Exercise description ▸
Among the entries that follow, find every line with the word "this" and copy it.

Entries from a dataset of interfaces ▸
===============

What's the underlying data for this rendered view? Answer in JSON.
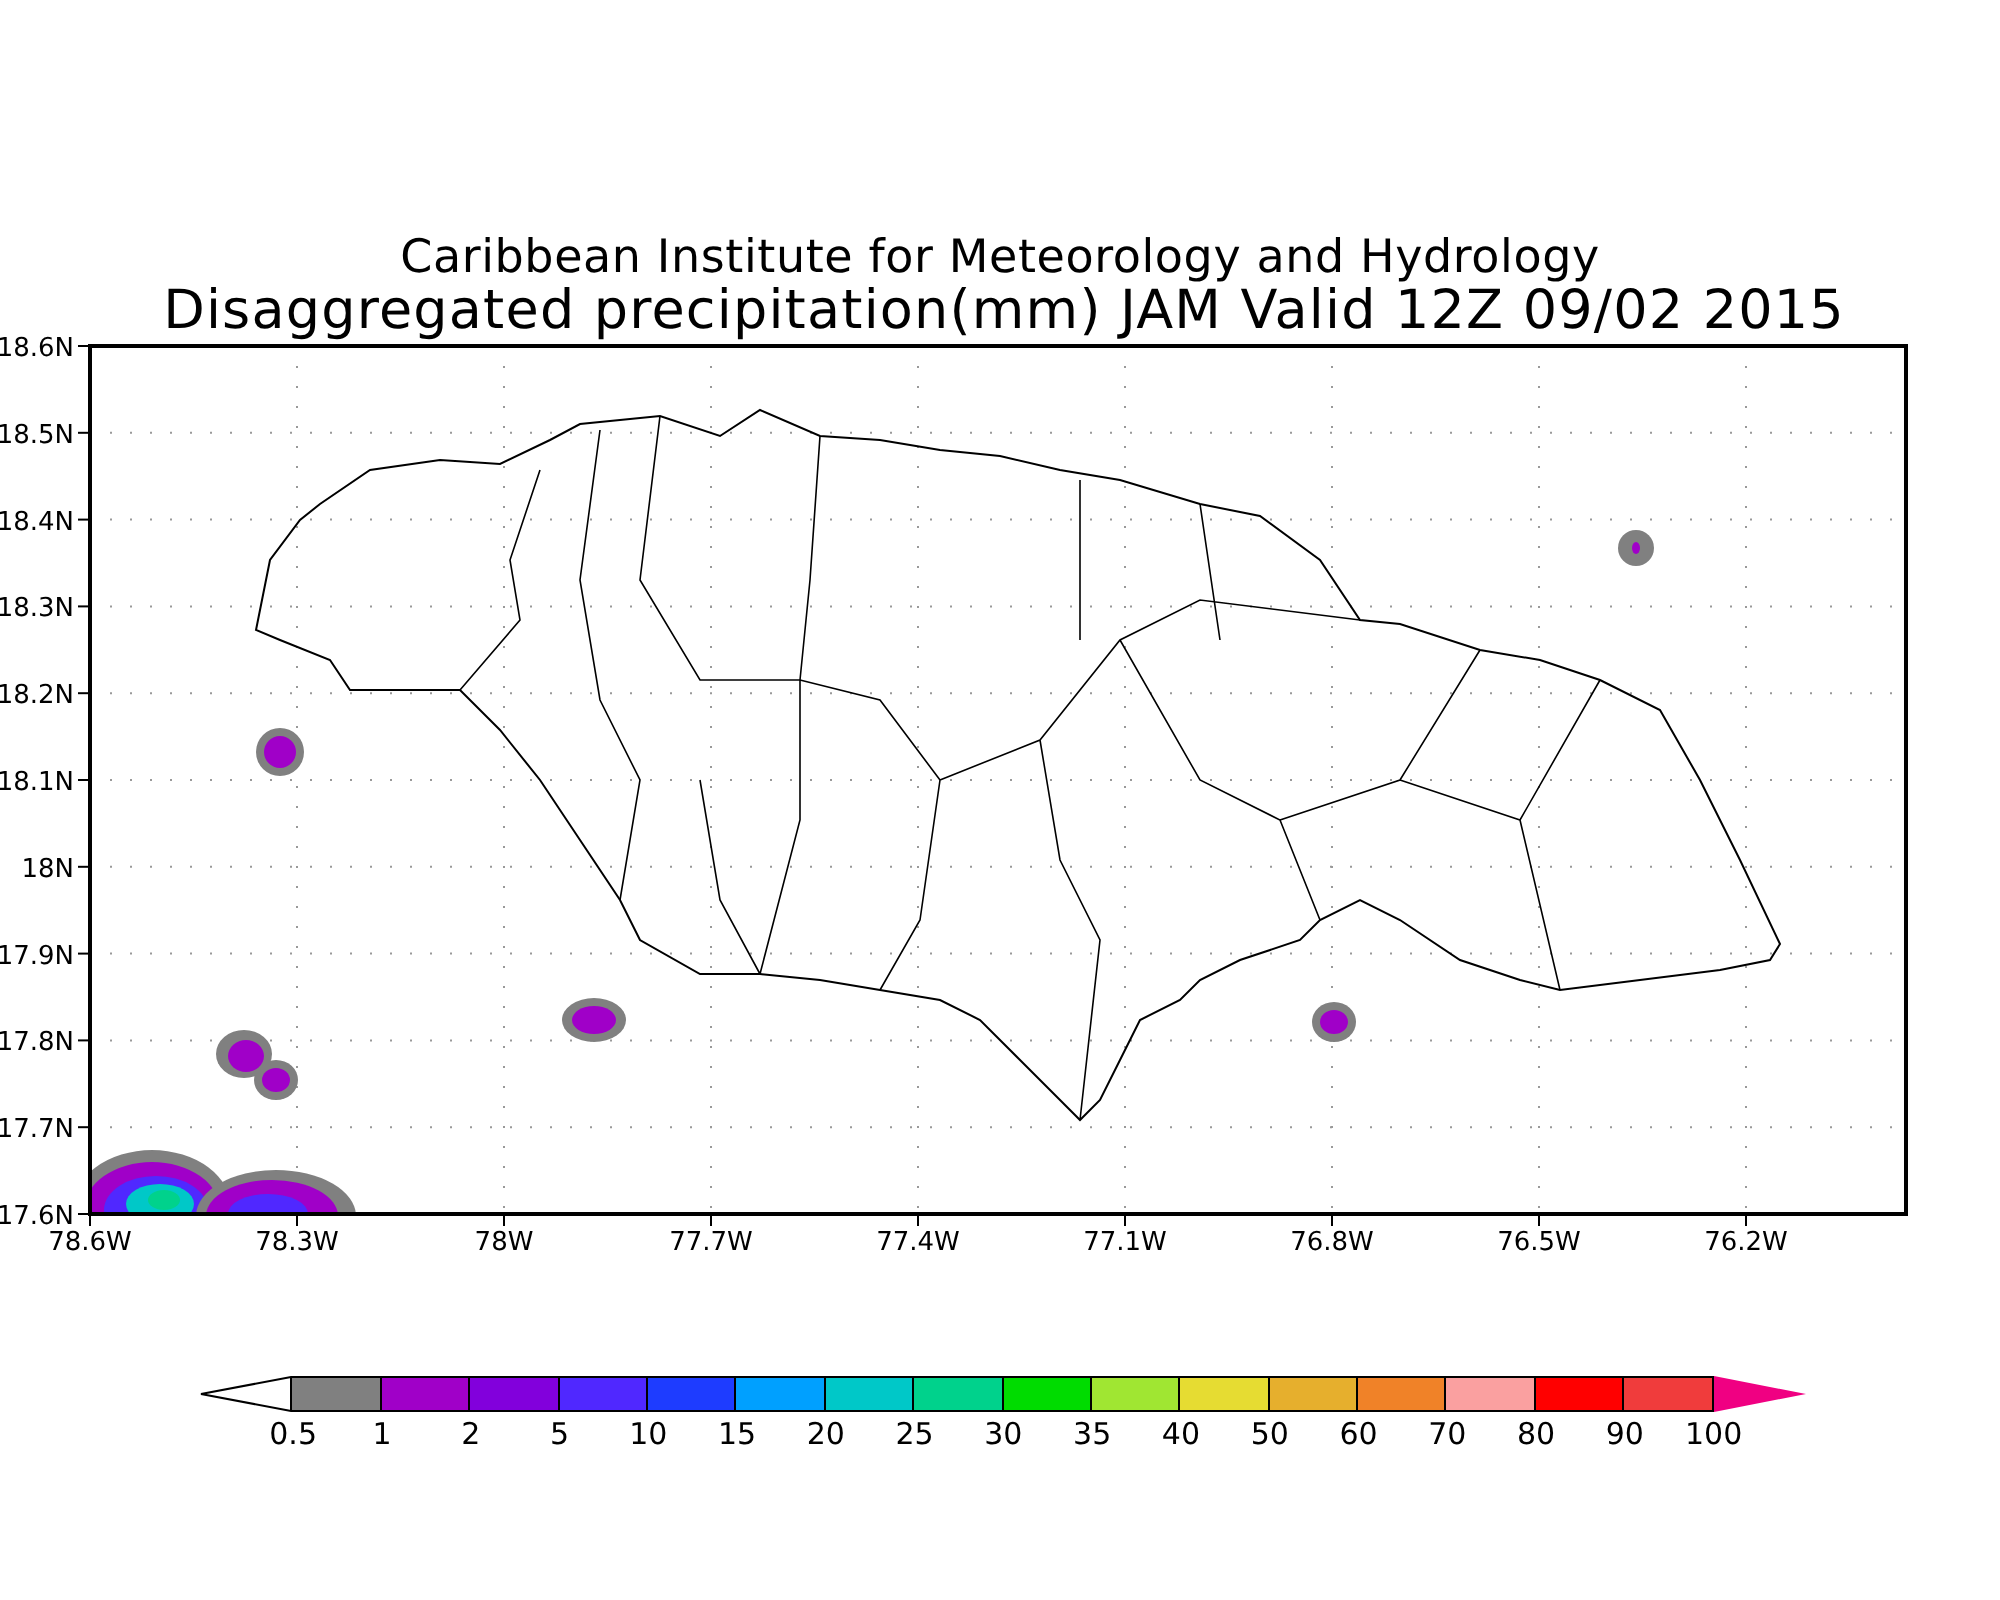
{
  "title": {
    "line_1": "Caribbean Institute for Meteorology and Hydrology",
    "line_2": "Disaggregated precipitation(mm) JAM Valid 12Z 09/02 2015"
  },
  "map": {
    "yticks": [
      "18.6N",
      "18.5N",
      "18.4N",
      "18.3N",
      "18.2N",
      "18.1N",
      "18N",
      "17.9N",
      "17.8N",
      "17.7N",
      "17.6N"
    ],
    "xticks": [
      "78.6W",
      "78.3W",
      "78W",
      "77.7W",
      "77.4W",
      "77.1W",
      "76.8W",
      "76.5W",
      "76.2W"
    ]
  },
  "colorbar": {
    "bins": [
      {
        "kind": "below",
        "color": "#ffffff"
      },
      {
        "color": "#808080"
      },
      {
        "color": "#a000c8"
      },
      {
        "color": "#8200dc"
      },
      {
        "color": "#5028ff"
      },
      {
        "color": "#1e3cff"
      },
      {
        "color": "#00a0ff"
      },
      {
        "color": "#00c8c8"
      },
      {
        "color": "#00d28c"
      },
      {
        "color": "#00dc00"
      },
      {
        "color": "#a0e632"
      },
      {
        "color": "#e6dc32"
      },
      {
        "color": "#e6af2d"
      },
      {
        "color": "#f08228"
      },
      {
        "color": "#faa0a0"
      },
      {
        "color": "#ff0000"
      },
      {
        "color": "#f03c3c"
      },
      {
        "kind": "above",
        "color": "#f00082"
      }
    ],
    "labels": [
      "0.5",
      "1",
      "2",
      "5",
      "10",
      "15",
      "20",
      "25",
      "30",
      "35",
      "40",
      "50",
      "60",
      "70",
      "80",
      "90",
      "100"
    ]
  }
}
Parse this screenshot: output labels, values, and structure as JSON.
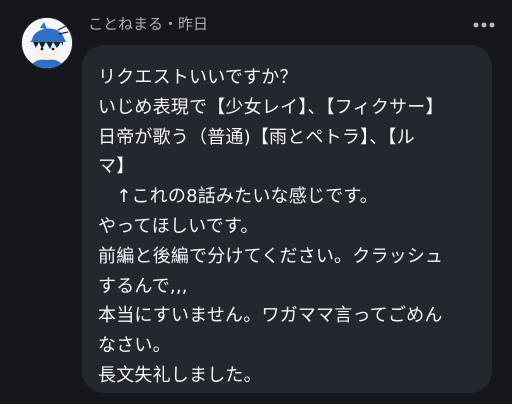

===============

Expected answer ▸
What's the underlying data for this rendered view? Answer in JSON.
Parse this screenshot: output labels, values, and structure as JSON.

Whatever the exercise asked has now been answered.